Don’t touch that!
Don’t spill your drink.
Don’t take off your hat.
Don’t throw the ball in the house.
Don’t forget to put your school bag away.
This is what some children hear from their parents all day.
Imagine how you’d feel if your partner, or neighbour or friend gave you a long list of don’ts everyday – it would put a huge strain on the relationship. If you’d have trouble coping with that as an adult, then why would we do it to our children?
We learn by someone showing or telling us HOW to do something, rather than by saying don’t do it. We need to tell children what we want them TO DO rather than what not to do.
In the above examples, you can change them around into a positive statement of what they need to do, such as:
Play with this instead – let me show you….
Drink slowly Lizzy.
Hats on in the sun Mary.
Throwing balls is for outside – let’s take them out now.
Remember where we hang our bags?
In all these examples, there is specific information for a young child to follow.

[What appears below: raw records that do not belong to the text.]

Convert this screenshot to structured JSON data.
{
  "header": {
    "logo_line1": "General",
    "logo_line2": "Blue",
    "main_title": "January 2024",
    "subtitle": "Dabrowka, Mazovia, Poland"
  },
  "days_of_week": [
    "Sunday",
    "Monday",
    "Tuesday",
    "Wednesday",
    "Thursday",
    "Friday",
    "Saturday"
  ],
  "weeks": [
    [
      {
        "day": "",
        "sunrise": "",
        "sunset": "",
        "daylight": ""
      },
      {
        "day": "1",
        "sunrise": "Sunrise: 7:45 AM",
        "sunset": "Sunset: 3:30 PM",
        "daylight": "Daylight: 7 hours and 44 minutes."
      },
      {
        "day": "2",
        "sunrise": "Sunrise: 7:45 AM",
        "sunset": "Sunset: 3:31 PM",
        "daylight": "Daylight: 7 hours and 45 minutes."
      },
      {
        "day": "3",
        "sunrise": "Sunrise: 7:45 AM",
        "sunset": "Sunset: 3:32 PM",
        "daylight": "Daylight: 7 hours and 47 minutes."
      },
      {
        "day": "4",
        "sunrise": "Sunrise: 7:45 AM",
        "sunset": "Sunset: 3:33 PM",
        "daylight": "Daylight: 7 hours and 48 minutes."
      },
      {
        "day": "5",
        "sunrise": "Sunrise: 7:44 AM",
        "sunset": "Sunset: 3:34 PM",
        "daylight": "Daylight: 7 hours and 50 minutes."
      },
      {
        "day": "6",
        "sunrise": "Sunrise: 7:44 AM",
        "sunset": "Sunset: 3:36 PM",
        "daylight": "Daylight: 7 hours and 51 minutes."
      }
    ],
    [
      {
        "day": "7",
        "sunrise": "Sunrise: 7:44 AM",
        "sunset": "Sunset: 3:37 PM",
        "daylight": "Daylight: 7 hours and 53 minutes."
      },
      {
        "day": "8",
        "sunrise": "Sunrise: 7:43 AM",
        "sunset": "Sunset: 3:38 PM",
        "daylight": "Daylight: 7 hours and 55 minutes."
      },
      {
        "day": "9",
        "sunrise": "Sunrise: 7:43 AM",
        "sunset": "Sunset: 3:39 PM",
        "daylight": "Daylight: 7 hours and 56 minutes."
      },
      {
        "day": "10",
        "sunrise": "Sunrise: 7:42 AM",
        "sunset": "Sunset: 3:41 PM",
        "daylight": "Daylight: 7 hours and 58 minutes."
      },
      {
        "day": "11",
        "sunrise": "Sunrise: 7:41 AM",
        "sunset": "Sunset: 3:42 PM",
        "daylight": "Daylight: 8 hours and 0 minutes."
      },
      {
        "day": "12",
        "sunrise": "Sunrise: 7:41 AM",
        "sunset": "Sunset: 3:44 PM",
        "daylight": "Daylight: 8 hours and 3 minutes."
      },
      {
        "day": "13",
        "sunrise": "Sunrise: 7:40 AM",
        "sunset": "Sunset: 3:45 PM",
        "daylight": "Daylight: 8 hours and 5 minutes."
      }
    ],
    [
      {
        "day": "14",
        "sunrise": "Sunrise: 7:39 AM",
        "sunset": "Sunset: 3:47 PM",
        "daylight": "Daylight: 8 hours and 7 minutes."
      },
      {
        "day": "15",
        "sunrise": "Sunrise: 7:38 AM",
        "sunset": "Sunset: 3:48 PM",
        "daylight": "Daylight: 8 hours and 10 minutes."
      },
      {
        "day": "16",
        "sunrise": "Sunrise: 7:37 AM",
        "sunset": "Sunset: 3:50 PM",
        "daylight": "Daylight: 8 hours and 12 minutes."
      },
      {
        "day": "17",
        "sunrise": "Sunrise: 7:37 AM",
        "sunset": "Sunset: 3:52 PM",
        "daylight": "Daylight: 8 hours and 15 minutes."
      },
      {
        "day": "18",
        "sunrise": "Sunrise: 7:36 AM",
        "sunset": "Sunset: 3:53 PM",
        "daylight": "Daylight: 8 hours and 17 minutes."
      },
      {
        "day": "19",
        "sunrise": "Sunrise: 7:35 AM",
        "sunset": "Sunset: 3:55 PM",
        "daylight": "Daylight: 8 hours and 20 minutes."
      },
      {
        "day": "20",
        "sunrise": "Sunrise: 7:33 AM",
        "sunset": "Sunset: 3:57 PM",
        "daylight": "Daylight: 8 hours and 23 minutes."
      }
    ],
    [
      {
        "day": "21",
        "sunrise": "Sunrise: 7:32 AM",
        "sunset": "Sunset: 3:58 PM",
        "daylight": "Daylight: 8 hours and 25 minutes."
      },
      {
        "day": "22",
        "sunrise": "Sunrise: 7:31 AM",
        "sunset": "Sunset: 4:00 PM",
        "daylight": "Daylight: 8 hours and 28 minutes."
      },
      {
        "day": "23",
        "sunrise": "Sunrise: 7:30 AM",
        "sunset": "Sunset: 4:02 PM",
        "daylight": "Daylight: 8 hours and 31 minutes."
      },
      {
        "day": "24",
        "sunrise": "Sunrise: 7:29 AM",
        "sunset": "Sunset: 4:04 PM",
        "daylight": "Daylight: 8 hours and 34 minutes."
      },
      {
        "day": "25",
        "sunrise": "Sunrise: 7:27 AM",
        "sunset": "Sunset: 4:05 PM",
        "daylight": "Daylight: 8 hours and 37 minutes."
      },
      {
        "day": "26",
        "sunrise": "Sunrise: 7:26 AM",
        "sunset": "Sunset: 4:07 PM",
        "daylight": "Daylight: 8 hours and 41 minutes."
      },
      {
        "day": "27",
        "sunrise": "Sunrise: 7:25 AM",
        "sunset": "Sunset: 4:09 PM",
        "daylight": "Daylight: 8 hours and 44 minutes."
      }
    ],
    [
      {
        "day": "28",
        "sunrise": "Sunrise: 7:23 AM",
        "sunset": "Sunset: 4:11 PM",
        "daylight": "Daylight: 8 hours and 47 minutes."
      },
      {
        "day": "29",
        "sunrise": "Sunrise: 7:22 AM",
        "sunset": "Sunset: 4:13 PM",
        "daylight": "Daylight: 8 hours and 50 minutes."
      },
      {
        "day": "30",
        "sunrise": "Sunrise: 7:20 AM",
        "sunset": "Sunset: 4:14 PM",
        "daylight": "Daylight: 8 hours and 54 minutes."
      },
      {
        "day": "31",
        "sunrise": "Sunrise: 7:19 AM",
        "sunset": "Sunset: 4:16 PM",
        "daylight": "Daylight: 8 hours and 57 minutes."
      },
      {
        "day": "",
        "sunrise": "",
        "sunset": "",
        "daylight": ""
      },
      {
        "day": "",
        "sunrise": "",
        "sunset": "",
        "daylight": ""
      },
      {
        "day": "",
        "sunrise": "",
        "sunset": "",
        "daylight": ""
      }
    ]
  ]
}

It’s a much more constructive way of teaching children the best or most appropriate way to do something.
Another important consideration in our choice of words, is the word ‘don’t’ itself. If I said to you now: “Don’t think of a red balloon” – what have you immediately got a picture of? – a red balloon! The reality is our brains don’t process ‘don’t’ well. We need to first think of the object – red balloon- and then our brain tells us to not think of it, but it’s too late, we already have! It’s as if our brain doesn’t actually hear the word ‘don’t’ but just the rest of the sentence.
A good example here is when we say to our partner as they leave the house: “Don’t forget to buy some milk today”. Many times they forget – because, their brain didn’t register the word ‘don’t, so what they actually heard was: “Don’t forget the milk”, which is exactly what they did… they forgot the milk.
Another example is when you say to a child: “Don’t jump on the bed” and they continue to do so. Their brain is hearing: “Don’t jump on the bed” and they continue to jump, and are quite surprised when you get cranky with them!
A much better way is to be specific with what you DO want. To you partner say: ‘Remember the milk tonight.” And to your child you might say: “Beds are for sleeping on. If you want to jump let’s go outside and jump on the trampoline. If you include yourself in the solution – jumping outside – they are more likely to want to do it. Children like and desire our attention and company.
Think back to something you learnt HOW to do recently….. it might be to make a white sauce, to prune your fruit trees or to speak French. Imagine if every time you made an error, or went to prune the tree in the wrong place, or didn’t say the word correctly – if someone said to you: “Don’t do that!” but then, they didn’t actually tell you WHAT or HOW to do it better – you’d be stuck not knowing!
So, be a DO parent and teach your children what you DO want them to do – show them how, model it and acknowledge their efforts in learning.
Happy ‘DO’ parenting!